The terms of the framework will deliver the same greenhouse gas reductions in five years as the original Obama standards would have achieved in four. This provides a path forward that allows California and other states to meet their climate and clean air goals, and maintains a national approach for participating automakers who will sell these cleaner cars nationwide. The framework also supports the long-term electrification goals of California and the carmakers.

The terms of the framework also make it clear that California must maintain its authority under the Clean Air Act to establish emissions rules because of its unique air quality, public health and climate challenges. “California’s authority to set tough vehicle emission standards has been good for California and the country,” said Governor Newsom. “This agreement affirms the fact that retaining that authority is a crucial element in our ability to make progress with cleaner cars.”

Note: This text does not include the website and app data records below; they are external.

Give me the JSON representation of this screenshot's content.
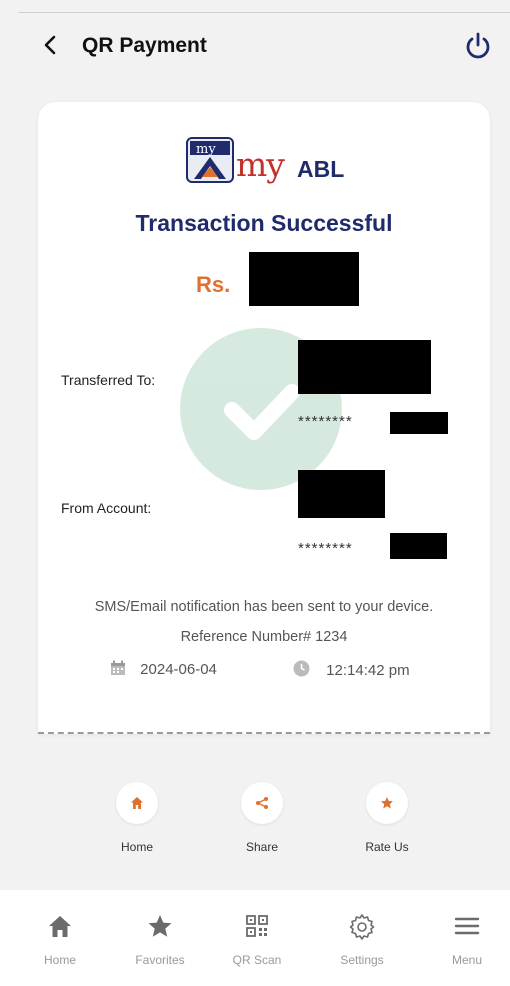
{
  "header": {
    "title": "QR Payment"
  },
  "receipt": {
    "logo_text": "my",
    "logo_abl": "ABL",
    "status": "Transaction Successful",
    "amount_prefix": "Rs.",
    "transferred_to_label": "Transferred To:",
    "transferred_to_account": "********",
    "from_account_label": "From Account:",
    "from_account_number": "********",
    "notification": "SMS/Email notification has been sent to your device.",
    "reference": "Reference Number# 1234",
    "date": "2024-06-04",
    "time": "12:14:42 pm"
  },
  "quick_actions": [
    {
      "label": "Home",
      "icon": "home-icon"
    },
    {
      "label": "Share",
      "icon": "share-icon"
    },
    {
      "label": "Rate Us",
      "icon": "star-icon"
    }
  ],
  "bottom_nav": [
    {
      "label": "Home",
      "icon": "home-icon"
    },
    {
      "label": "Favorites",
      "icon": "star-icon"
    },
    {
      "label": "QR Scan",
      "icon": "qr-icon"
    },
    {
      "label": "Settings",
      "icon": "gear-icon"
    },
    {
      "label": "Menu",
      "icon": "menu-icon"
    }
  ],
  "colors": {
    "accent_orange": "#e0702c",
    "brand_navy": "#1f2b6b",
    "brand_red": "#c4312b",
    "success_green": "#cfe6d9"
  }
}
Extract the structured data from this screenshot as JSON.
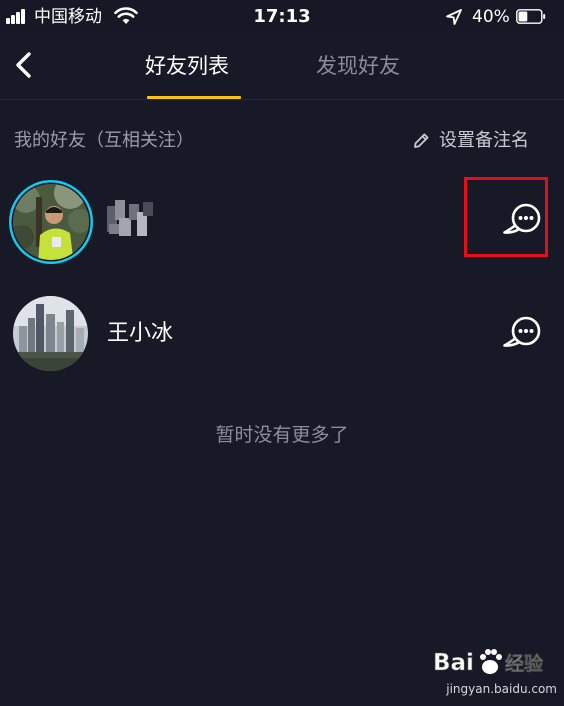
{
  "status_bar": {
    "carrier": "中国移动",
    "time": "17:13",
    "battery_percent": "40%",
    "battery_level": 0.4,
    "icons": [
      "signal-icon",
      "wifi-icon",
      "location-icon",
      "battery-icon"
    ]
  },
  "nav": {
    "back_icon": "chevron-left-icon",
    "tabs": [
      {
        "label": "好友列表",
        "active": true
      },
      {
        "label": "发现好友",
        "active": false
      }
    ],
    "accent_color": "#f9c314"
  },
  "section": {
    "title": "我的好友（互相关注）",
    "set_remark_label": "设置备注名",
    "set_remark_icon": "pencil-icon"
  },
  "friends": [
    {
      "name": "",
      "name_blurred": true,
      "avatar_ring": true,
      "action_icon": "chat-bubble-icon",
      "highlighted": true
    },
    {
      "name": "王小冰",
      "name_blurred": false,
      "avatar_ring": false,
      "action_icon": "chat-bubble-icon",
      "highlighted": false
    }
  ],
  "empty_hint": "暂时没有更多了",
  "watermark": {
    "logo_text": "Bai度经验",
    "url": "jingyan.baidu.com"
  },
  "colors": {
    "background": "#171a26",
    "highlight_border": "#e3101a",
    "avatar_ring": "#19c6ee"
  }
}
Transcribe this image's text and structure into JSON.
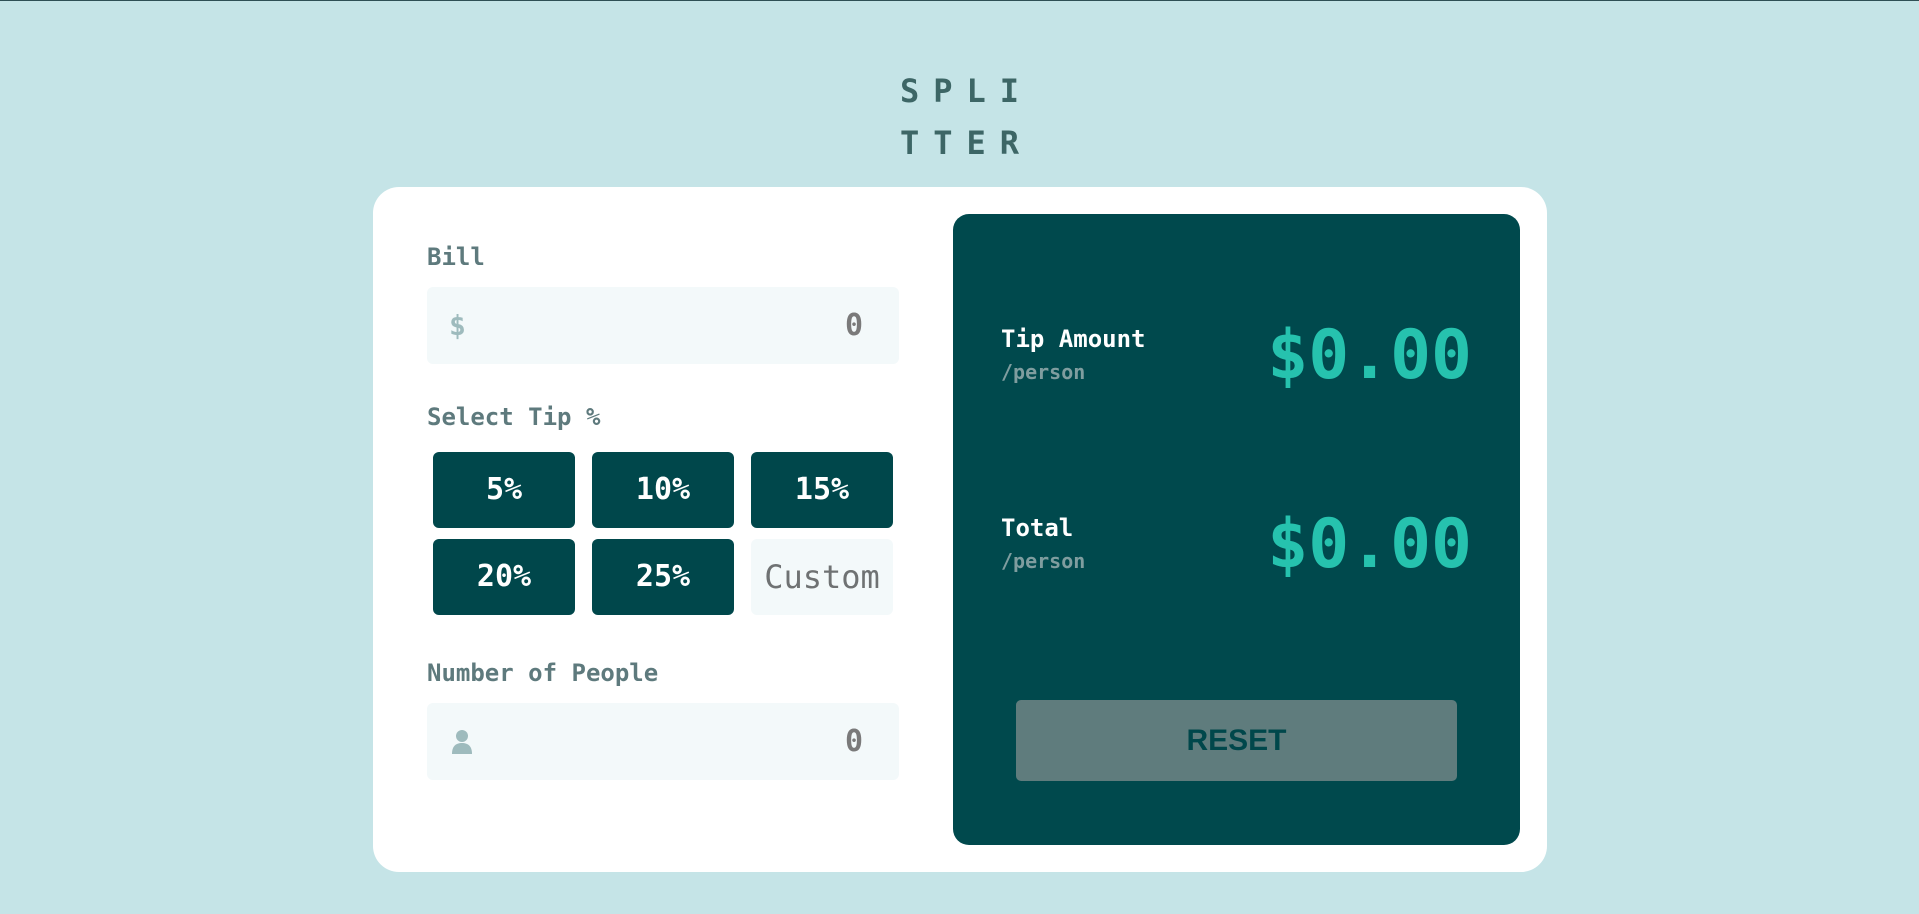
{
  "logo": {
    "line1": "SPLI",
    "line2": "TTER"
  },
  "bill": {
    "label": "Bill",
    "currency_symbol": "$",
    "value": "0"
  },
  "tip": {
    "label": "Select Tip %",
    "options": [
      "5%",
      "10%",
      "15%",
      "20%",
      "25%"
    ],
    "custom_placeholder": "Custom"
  },
  "people": {
    "label": "Number of People",
    "icon": "person-icon",
    "value": "0"
  },
  "results": {
    "tip_amount": {
      "label": "Tip Amount",
      "sub": "/person",
      "value": "$0.00"
    },
    "total": {
      "label": "Total",
      "sub": "/person",
      "value": "$0.00"
    },
    "reset_label": "RESET"
  },
  "colors": {
    "background": "#c5e4e7",
    "dark_cyan": "#00474b",
    "accent": "#26c2ae",
    "reset_disabled": "#5f7c7d"
  }
}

The framework agreed to by the automobile companies and California benefits the country by achieving continuous annual reductions in greenhouse gas emissions and criteria pollutants while saving consumers money. Its terms include the following:

  • Extend the current 2025 model year standard until 2026 and smooth out the interim years from 2022 through 2025 to provide additional lead time and slightly less aggressive year-over-year reductions. (That is, changing the original year-over-year 4.7 percent GHG reduction over four years to 3.7 percent over five years.)
  • Support the transition to electric vehicles by rewarding companies that sell more EVs with additional credits to meet the GHG standard for their entire fleet, while ensuring that gas and diesel vehicles also get progressively cleaner over time.  
  • Provide an incentive to car companies to install more GHG-reducing technologies (such as making the car more aerodynamic at highway speeds or improving the vehicle’s internal temperature control) by modestly revising limitations on their usage, and streamlining agency review and approval for new technologies.
  • Simplify compliance by removing the requirement to consider upstream GHG emissions associated with the production of the electricity used by electric vehicles when calculating the GHG emissions for a car maker’s fleet.
  • Participating companies are choosing to pursue a voluntary agreement in which California accepts these terms as compliance with its program, given its authority, rather than challenge California’s GHG and ZEV programs.

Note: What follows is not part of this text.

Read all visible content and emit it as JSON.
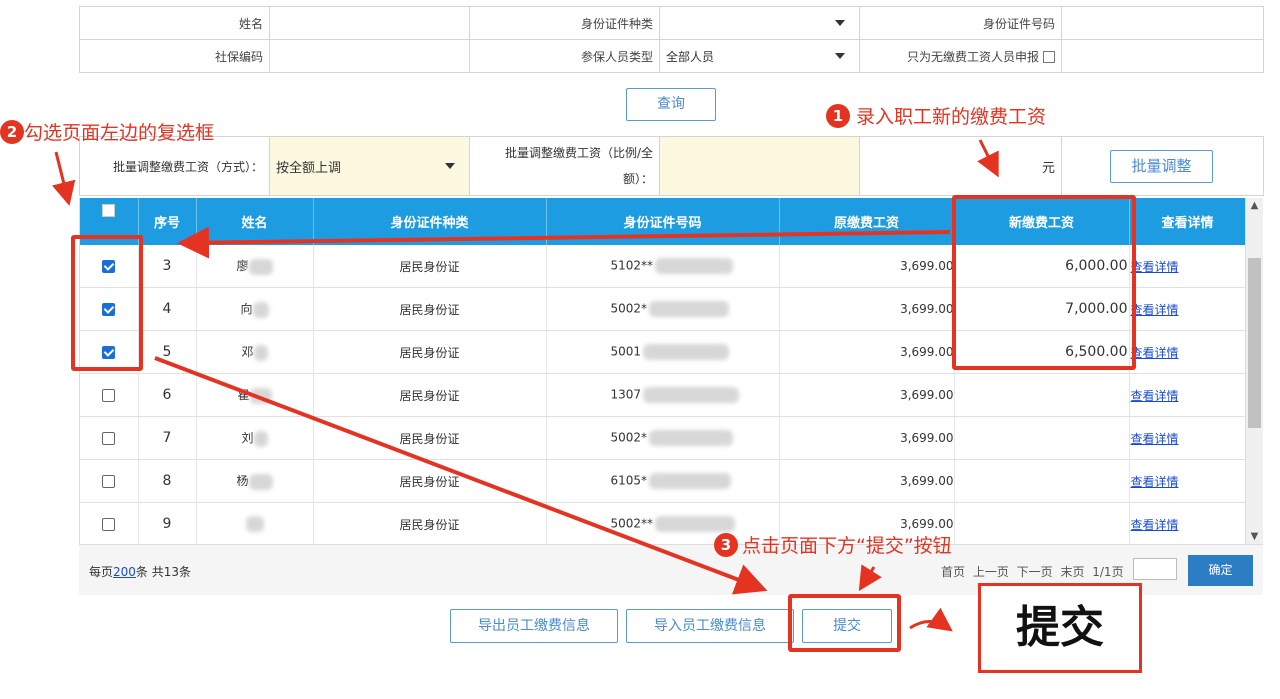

Vehicle emissions in California are responsible for nearly 40 percent of GHGs and more than 40 percent of smog-forming emissions. The stakes are high for the health of Californians, and the agreement on principles announced today will still allow the state to improve conditions that threaten public health. Those conditions include:

  • 32 million Californians breathe ozone or particle polluted air at some point each year.
  • 10 million Californians currently live in the only two “severe non-attainment” areas in the U.S. for ozone. They face higher risk of severe heart and breathing problems.
  • A steadily warming climate, which drives drought and more intense wildfires and increases polluted air and the associated health risks.

California has fought hard for its air quality improvements over the past 50 years. In the Los Angeles area, 8-hour ozone levels have fallen 45 percent since 1990. But California still must achieve an 80 percent reduction in smog in the Los Angeles region and about a 50 percent reduction of smog in the San Joaquin Valley to achieve its health based goals, and federal air quality requirements.



© 2024 The Planning Report | David Abel, Publisher, ABL, Inc.